The 39 Steps: cultural context

The 39 Steps: cultural context

Cultural Background

  • “The 39 Steps” is a thriller novel written by John Buchan in 1915, towards the start of the First World War, providing a significant cultural backdrop to the narrative.
  • The book reflects early 20th century British views and attitudes - British imperialist values, heroism, adventure, and patriotism are major themes which should be considered during performance.

  • Buchan’s work has influences from the “Invasion Literature” genre that was popular in the pre-WW1 era. The fears of foreign invasion and national security threats play vital roles in the narrative of “The 39 Steps”.
  • The novel also has roots in ‘Boys’ Own’ adventure stories, full of heroic actions and thrilling adventures for young male readers in Britain, which should be taken into account when interpreting characters and their motivations.

Societal Norms and Stereotypes

  • The main character, Richard Hannay, embodies the ‘stiff upper lip’ British attitude, showcasing endurance, courage and restrained emotion, a stereotype often associated with the militaristic culture of the time.
  • Women’s roles were notably traditional and limited during this time period, often restricted to the sidelines or as motivators for male action. Female characters in “The 39 Steps” reflect these societal norms.

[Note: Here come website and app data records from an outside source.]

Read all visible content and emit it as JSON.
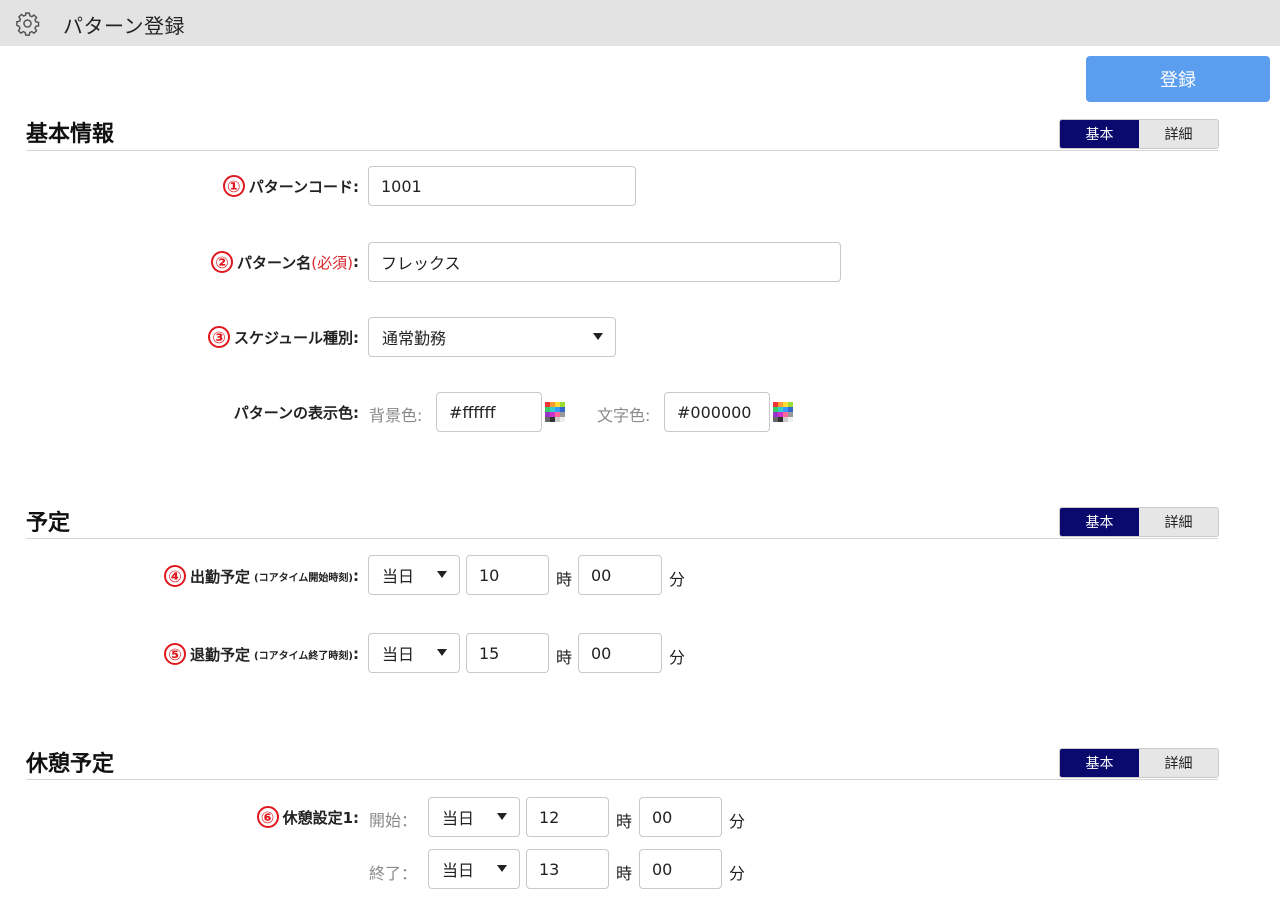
{
  "header": {
    "title": "パターン登録",
    "icon": "gear-icon"
  },
  "register_button": "登録",
  "toggle": {
    "basic": "基本",
    "detail": "詳細"
  },
  "sections": {
    "basic_info": {
      "title": "基本情報"
    },
    "schedule": {
      "title": "予定"
    },
    "break": {
      "title": "休憩予定"
    }
  },
  "markers": [
    "①",
    "②",
    "③",
    "④",
    "⑤",
    "⑥"
  ],
  "fields": {
    "pattern_code": {
      "label": "パターンコード:",
      "value": "1001"
    },
    "pattern_name": {
      "label": "パターン名",
      "required": "(必須)",
      "colon": ":",
      "value": "フレックス"
    },
    "schedule_type": {
      "label": "スケジュール種別:",
      "value": "通常勤務"
    },
    "display_color": {
      "label": "パターンの表示色:",
      "bg_label": "背景色:",
      "bg_value": "#ffffff",
      "text_label": "文字色:",
      "text_value": "#000000"
    },
    "attend": {
      "label": "出勤予定",
      "sub": "(コアタイム開始時刻)",
      "colon": ":",
      "day": "当日",
      "hour": "10",
      "minute": "00"
    },
    "leave": {
      "label": "退勤予定",
      "sub": "(コアタイム終了時刻)",
      "colon": ":",
      "day": "当日",
      "hour": "15",
      "minute": "00"
    },
    "break1": {
      "label": "休憩設定1:",
      "start_label": "開始：",
      "start_day": "当日",
      "start_hour": "12",
      "start_minute": "00",
      "end_label": "終了：",
      "end_day": "当日",
      "end_hour": "13",
      "end_minute": "00"
    }
  },
  "units": {
    "hour": "時",
    "minute": "分"
  },
  "colors": {
    "accent": "#5b9ef0",
    "toggle_active": "#0a0a6e",
    "marker": "#e0191f"
  }
}
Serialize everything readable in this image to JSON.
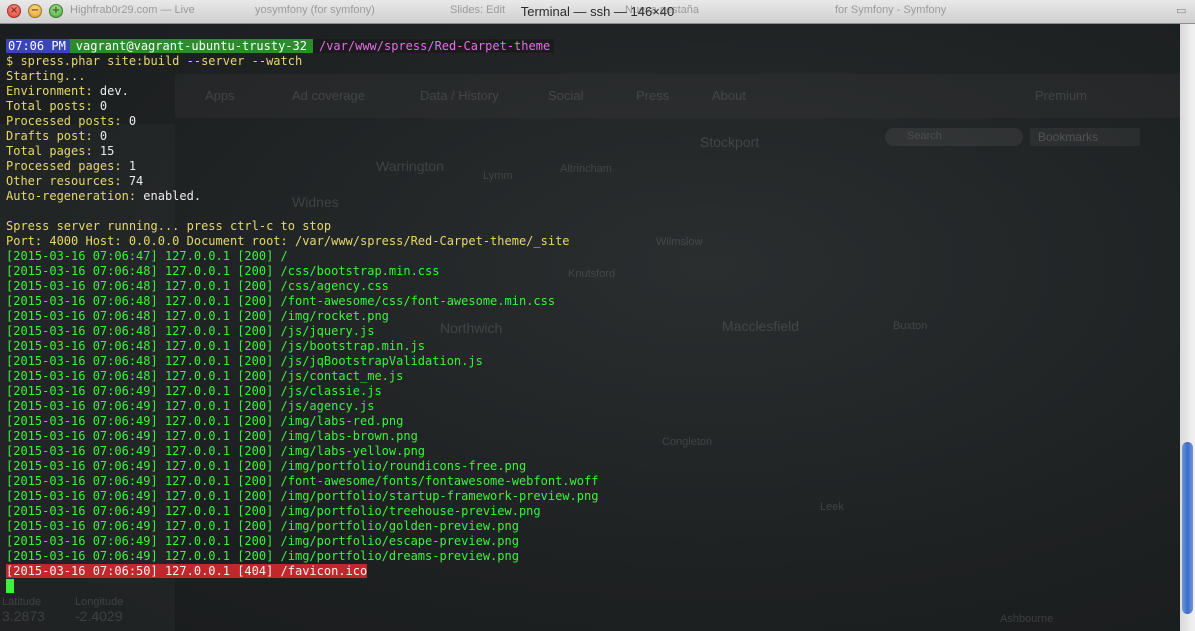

Reflections of the Time

  • Consider the historical tension and fear present during the war - this heavily influences the atmosphere of suspense and danger throughout the script.
  • The narrative exposes the fear of technology, particularly in warfare, a common narrative thread in literature of the 20th Century, as the invention and use of advanced machinery or weaponry could potentially change the nature of conflicts.
  • The lack of immediate consequence for Hannay’s actions — breaking into houses, assuming fake identities, leaving murder scenes — may seem unusual or unrealistic now but reflected the absence of advanced forensic technology, policing and surveillance during the historic timeframe of the book.

Author’s Biographical Context

  • Buchan was himself involved in intelligence work during WW1; biographical context is important here as it shaped the creation of “The 39 Steps”, blending Buchan’s real-life experiences with fictional elements.

Remember: When analysing “The 39 Steps”, it is crucial to consider it within its cultural and historic context as it was heavily influenced by societal attitudes, world events, and typical literature forms of its era. A solid understanding of this context will help in the interpretation and performance of the play.